“Understanding and Practicing Forgiveness” will be the focus of a Sept. 25 workshop led by Arizona State University professor Vince Waldron. The event, from 9 a.m. to noon, will be held at the Unitarian Universalist Congregation of Phoenix, 4027 E. Lincoln Drive in Paradise Valley.

“Forgiveness isn’t easy, and it isn’t always appropriate. This workshop will help participants decide when and why they should forgive,” said Waldron, a professor of communication in ASU’s New">">New College of Interdisciplinary Arts and Sciences. “We will explore the steps of forgiveness-seeking and forgiveness-granting. The material will be useful to anyone who has struggled with forgiveness in a personal or work relationship and to those who simply have an interest in this important topic.” Download Full Image

Waldron said that forgiveness can be a constructive and hopeful response to the hurt we experience in relationships. “In nearly all theological traditions, forgiveness is recommended as an alternative to grudge-holding and revenge,” he said. “It can also be helpful as we seek relational justice and reconciliation.”

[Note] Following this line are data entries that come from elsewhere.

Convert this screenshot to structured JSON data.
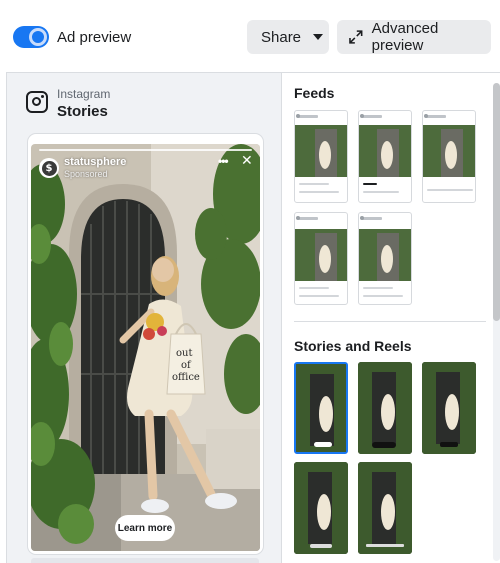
{
  "topbar": {
    "toggle_label": "Ad preview",
    "share_label": "Share",
    "advanced_label": "Advanced preview"
  },
  "preview": {
    "platform": "Instagram",
    "placement": "Stories",
    "story": {
      "account": "statusphere",
      "sponsored": "Sponsored",
      "avatar_letter": "$",
      "cta": "Learn more",
      "bag_text": [
        "out",
        "of",
        "office"
      ]
    }
  },
  "placements": {
    "feeds_title": "Feeds",
    "stories_title": "Stories and Reels",
    "feed_thumbnails": [
      "feed-1",
      "feed-2",
      "feed-3",
      "feed-4",
      "feed-5"
    ],
    "story_thumbnails": [
      "story-1",
      "story-2",
      "story-3",
      "story-4",
      "story-5"
    ],
    "selected_story": "story-1"
  },
  "colors": {
    "accent": "#1877f2",
    "button_bg": "#eaebed",
    "panel_bg": "#f0f2f5"
  }
}
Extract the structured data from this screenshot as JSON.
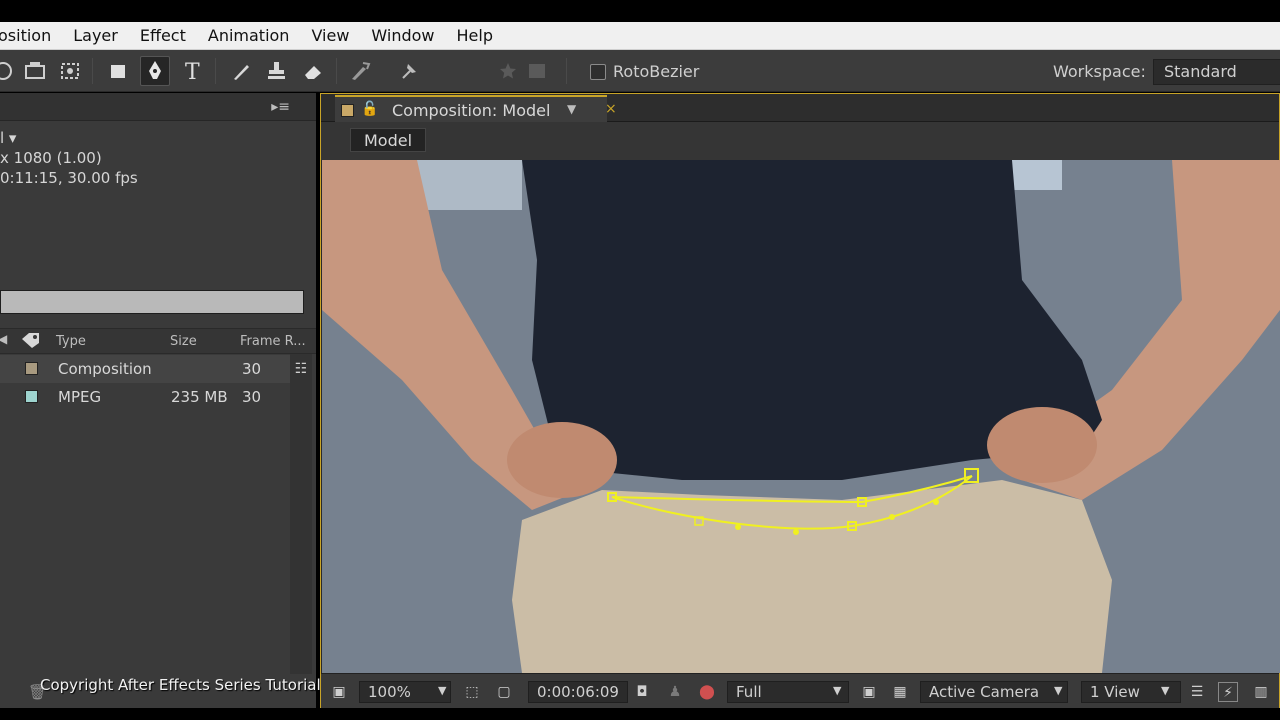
{
  "menubar": {
    "items": [
      "osition",
      "Layer",
      "Effect",
      "Animation",
      "View",
      "Window",
      "Help"
    ]
  },
  "toolbar": {
    "rotobezier_label": "RotoBezier",
    "rotobezier_checked": false,
    "workspace_label": "Workspace:",
    "workspace_value": "Standard"
  },
  "project": {
    "item_name_fragment": "l ▾",
    "info_line1": "x 1080 (1.00)",
    "info_line2": "0:11:15, 30.00 fps",
    "columns": {
      "type": "Type",
      "size": "Size",
      "frame_rate": "Frame R..."
    },
    "rows": [
      {
        "type": "Composition",
        "size": "",
        "frame_rate": "30",
        "label_color": "#a89a80"
      },
      {
        "type": "MPEG",
        "size": "235 MB",
        "frame_rate": "30",
        "label_color": "#9ed4cf"
      }
    ]
  },
  "composition": {
    "tab_title": "Composition: Model",
    "breadcrumb": "Model",
    "accent_color": "#c8a428",
    "mask_color": "#f0f020"
  },
  "viewer_footer": {
    "zoom": "100%",
    "timecode": "0:00:06:09",
    "resolution": "Full",
    "camera": "Active Camera",
    "views": "1 View"
  },
  "watermark": "Copyright After Effects Series Tutorials"
}
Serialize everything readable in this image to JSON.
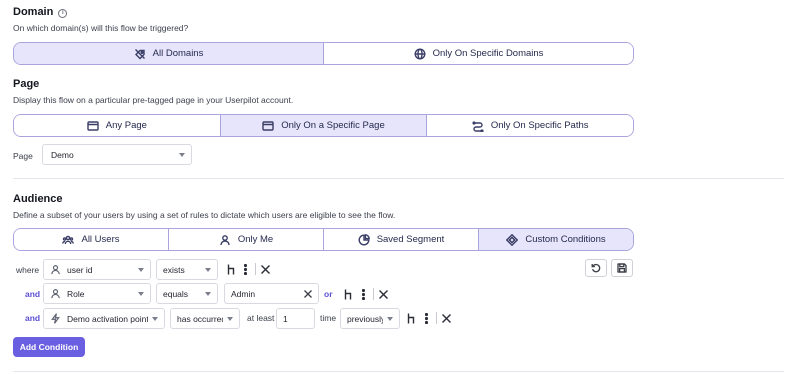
{
  "domain": {
    "title": "Domain",
    "info_icon": "ⓘ",
    "description": "On which domain(s) will this flow be triggered?",
    "options": [
      {
        "label": "All Domains",
        "icon": "domain-tag-icon",
        "active": true
      },
      {
        "label": "Only On Specific Domains",
        "icon": "globe-icon",
        "active": false
      }
    ]
  },
  "page": {
    "title": "Page",
    "description": "Display this flow on a particular pre-tagged page in your Userpilot account.",
    "options": [
      {
        "label": "Any Page",
        "icon": "browser-window-icon",
        "active": false
      },
      {
        "label": "Only On a Specific Page",
        "icon": "browser-window-icon",
        "active": true
      },
      {
        "label": "Only On Specific Paths",
        "icon": "path-route-icon",
        "active": false
      }
    ],
    "select_label": "Page",
    "select_value": "Demo"
  },
  "audience": {
    "title": "Audience",
    "description": "Define a subset of your users by using a set of rules to dictate which users are eligible to see the flow.",
    "options": [
      {
        "label": "All Users",
        "icon": "users-group-icon",
        "active": false
      },
      {
        "label": "Only Me",
        "icon": "user-icon",
        "active": false
      },
      {
        "label": "Saved Segment",
        "icon": "pie-segment-icon",
        "active": false
      },
      {
        "label": "Custom Conditions",
        "icon": "diamond-conditions-icon",
        "active": true
      }
    ],
    "conditions": [
      {
        "connector": "where",
        "field": "user id",
        "field_icon": "user-icon",
        "operator": "exists"
      },
      {
        "connector": "and",
        "field": "Role",
        "field_icon": "user-icon",
        "operator": "equals",
        "value": "Admin",
        "or_label": "or"
      },
      {
        "connector": "and",
        "field": "Demo activation point",
        "field_icon": "lightning-icon",
        "operator": "has occurred",
        "at_least_label": "at least",
        "count": "1",
        "time_label": "time",
        "period": "previously"
      }
    ],
    "add_condition_label": "Add Condition",
    "accent_color": "#6a5fe0",
    "active_fill": "#e6e5fb"
  }
}
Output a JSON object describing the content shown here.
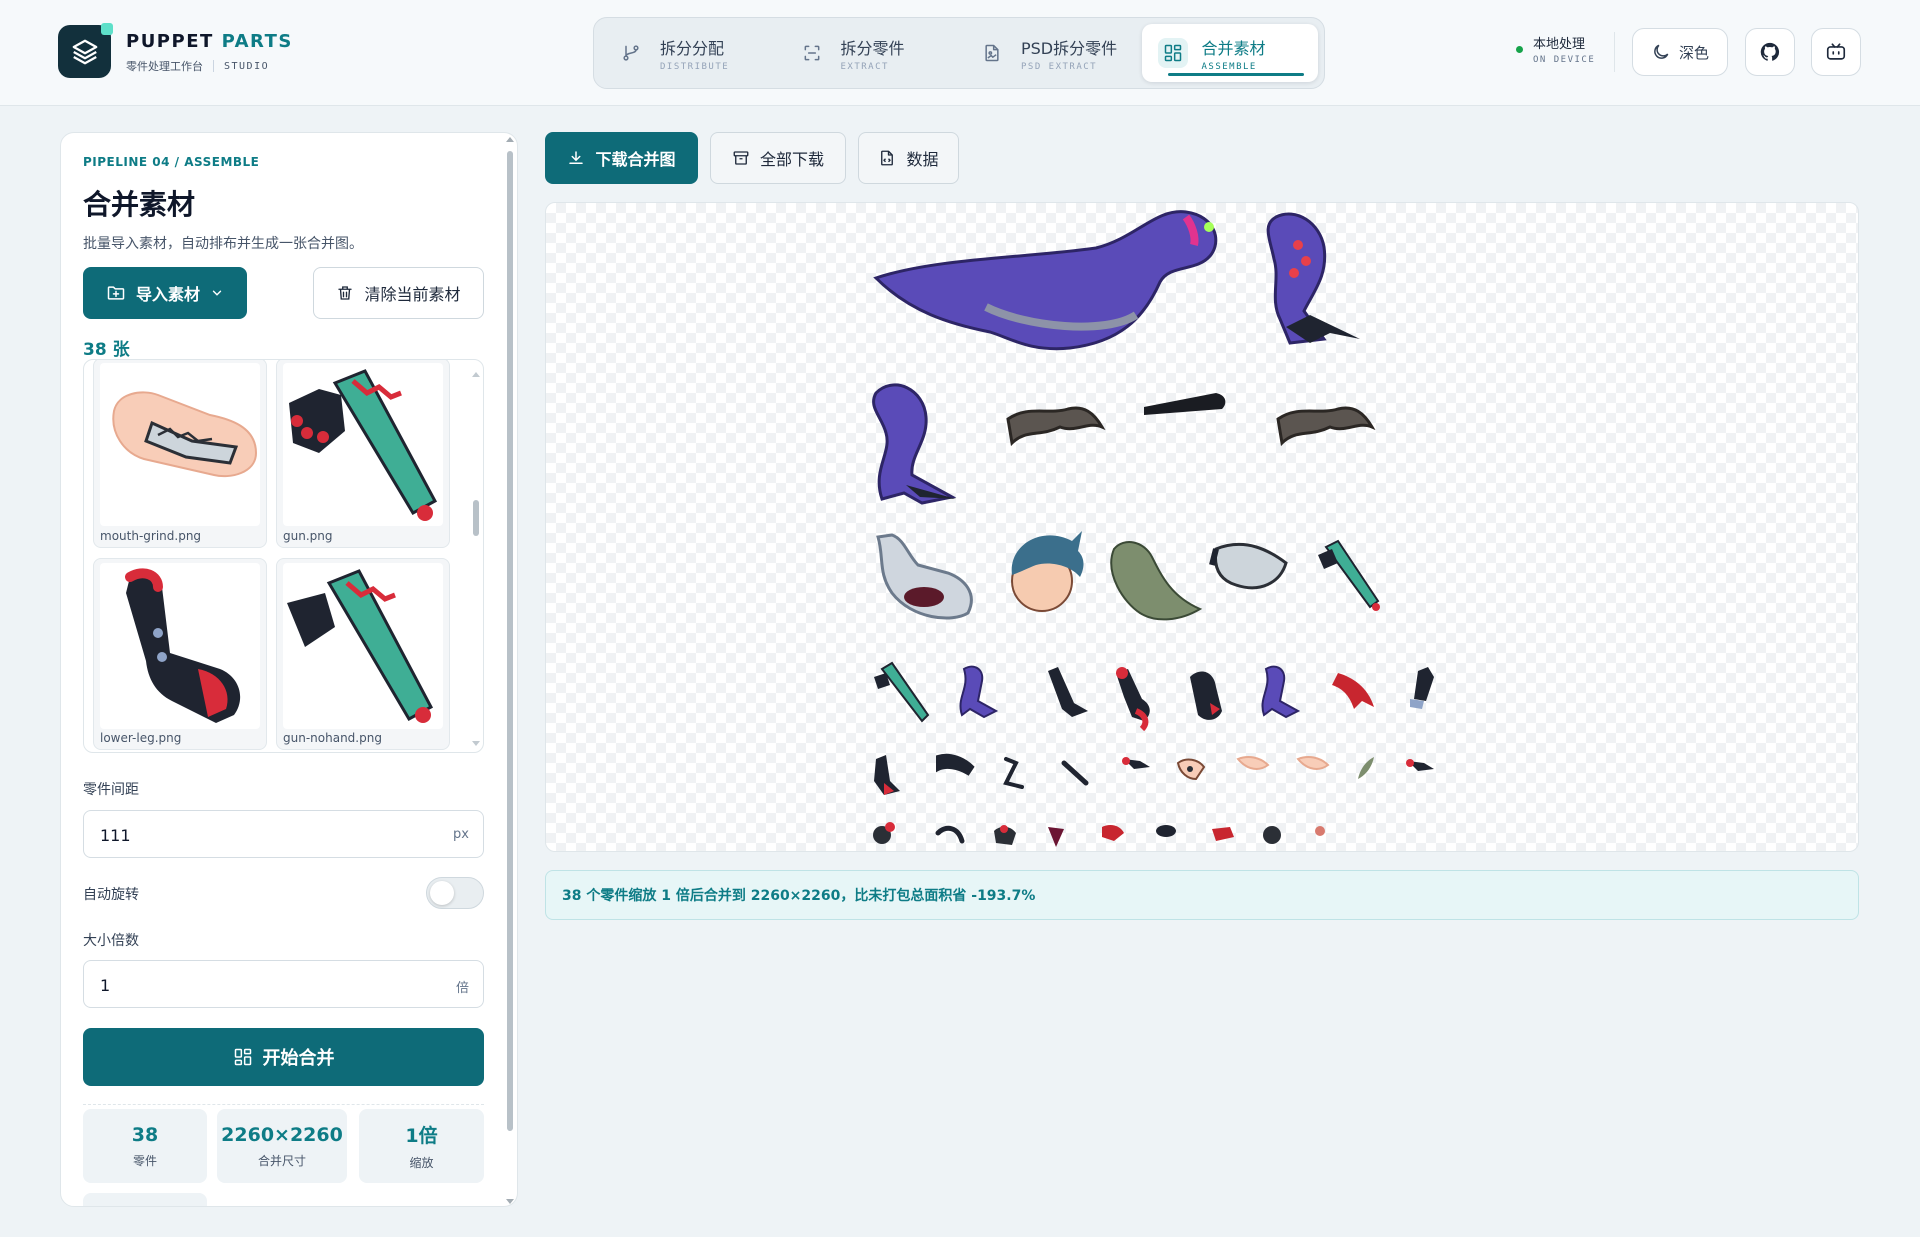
{
  "brand": {
    "name_a": "PUPPET",
    "name_b": "PARTS",
    "subtitle": "零件处理工作台",
    "studio": "STUDIO"
  },
  "nav": {
    "tabs": [
      {
        "label": "拆分分配",
        "sub": "DISTRIBUTE",
        "icon": "branch-icon",
        "active": false
      },
      {
        "label": "拆分零件",
        "sub": "EXTRACT",
        "icon": "scan-icon",
        "active": false
      },
      {
        "label": "PSD拆分零件",
        "sub": "PSD EXTRACT",
        "icon": "file-image-icon",
        "active": false
      },
      {
        "label": "合并素材",
        "sub": "ASSEMBLE",
        "icon": "assemble-icon",
        "active": true
      }
    ]
  },
  "header": {
    "local_label": "本地处理",
    "local_sub": "ON DEVICE",
    "theme_label": "深色"
  },
  "panel": {
    "eyebrow": "PIPELINE 04 / ASSEMBLE",
    "title": "合并素材",
    "description": "批量导入素材，自动排布并生成一张合并图。",
    "import_label": "导入素材",
    "clear_label": "清除当前素材",
    "count_label": "38 张",
    "files": [
      "mouth-grind.png",
      "gun.png",
      "lower-leg.png",
      "gun-nohand.png"
    ],
    "spacing_label": "零件间距",
    "spacing_value": "111",
    "spacing_unit": "px",
    "rotate_label": "自动旋转",
    "rotate_on": false,
    "scale_label": "大小倍数",
    "scale_value": "1",
    "scale_unit": "倍",
    "start_label": "开始合并",
    "stats": [
      {
        "value": "38",
        "label": "零件"
      },
      {
        "value": "2260×2260",
        "label": "合并尺寸"
      },
      {
        "value": "1倍",
        "label": "缩放"
      }
    ]
  },
  "actions": {
    "download_merged": "下载合并图",
    "download_all": "全部下载",
    "data": "数据"
  },
  "result": {
    "summary": "38 个零件缩放 1 倍后合并到 2260×2260，比未打包总面积省 -193.7%"
  },
  "colors": {
    "accent": "#0e7c86",
    "primary_button": "#0e6b78",
    "brand_dark": "#12303c"
  }
}
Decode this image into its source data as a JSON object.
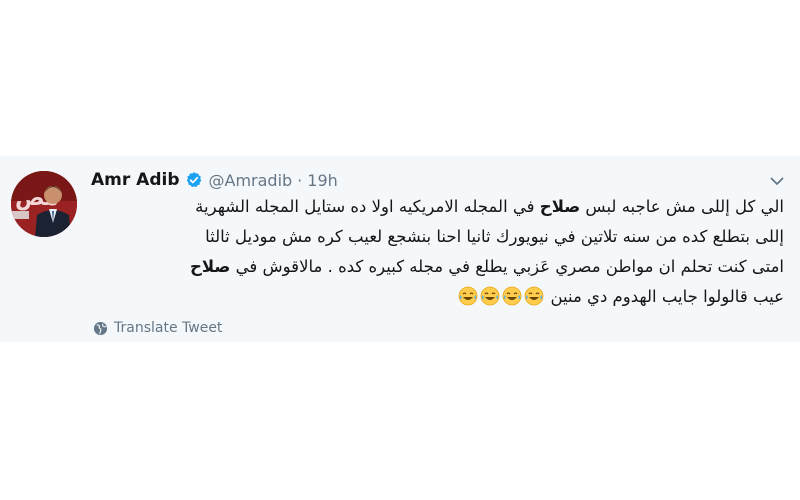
{
  "tweet": {
    "author": {
      "name": "Amr Adib",
      "handle": "@Amradib",
      "verified": true,
      "avatar_icon": "profile-photo"
    },
    "separator": "·",
    "time": "19h",
    "lines": {
      "l1_pre": "الي كل إللى مش عاجبه لبس ",
      "l1_bold": "صلاح",
      "l1_post": " في المجله الامريكيه اولا ده ستايل المجله الشهرية",
      "l2": "إللى بتطلع كده من سنه تلاتين في نيويورك ثانيا احنا بنشجع لعيب كره مش موديل ثالثا",
      "l3_pre": "امتى كنت تحلم ان مواطن مصري عَزبي يطلع في مجله كبيره كده . مالاقوش في ",
      "l3_bold": "صلاح",
      "l4": "عيب قالولوا جايب الهدوم دي منين"
    },
    "emojis": [
      "face-with-tears-of-joy",
      "face-with-tears-of-joy",
      "face-with-tears-of-joy",
      "face-with-tears-of-joy"
    ],
    "translate_label": "Translate Tweet",
    "colors": {
      "background": "#f5f8fa",
      "text": "#14171a",
      "secondary": "#657786",
      "verified": "#1da1f2"
    }
  }
}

Waldron has authored or co-authored four books, including one on the communication of forgiveness in romantic and family relationships. He also studies the ways employees communicate during emotional, stressful, or "risky" work situations, and recently co-authored a book examining a series of these situations, such as responding to negative feedback or persuading a resistant boss to accept new ideas.

In addition to his role as a professor in New College on ASU’s West campus, Waldron serves as coordinator of ASU’s Family">">Family Communication Consortium. The FCC includes faculty members from numerous ASU departments and all campuses.

“The FCC is committed to research, teaching, and community service activities that strengthen communication in families of all kinds,” Waldron said. “We recognize that numerous community groups, government agencies, and faith communities provide valuable support for families. One of our operating principles is to build meaningful partnerships with these entities as we share research results, provide instruction, and connect ASU students and faculty with community needs.”

FCC collaborators help to address issues such as helping family members communicate support to a loved one facing a cancer diagnosis or communicate forgiveness when relationships have been damaged; assisting parents and coaches in providing constructive communication at youth sporting events; and helping parents and children use new communication technologies like Facebook, Smart Phones and computer games in ways that improve family relationships.

Waldron’s Sept. 25 workshop serves as the culmination to a three-event series on the topic of forgiveness at the Unitarian Universalist Congregation of Phoenix. More information may be found at">">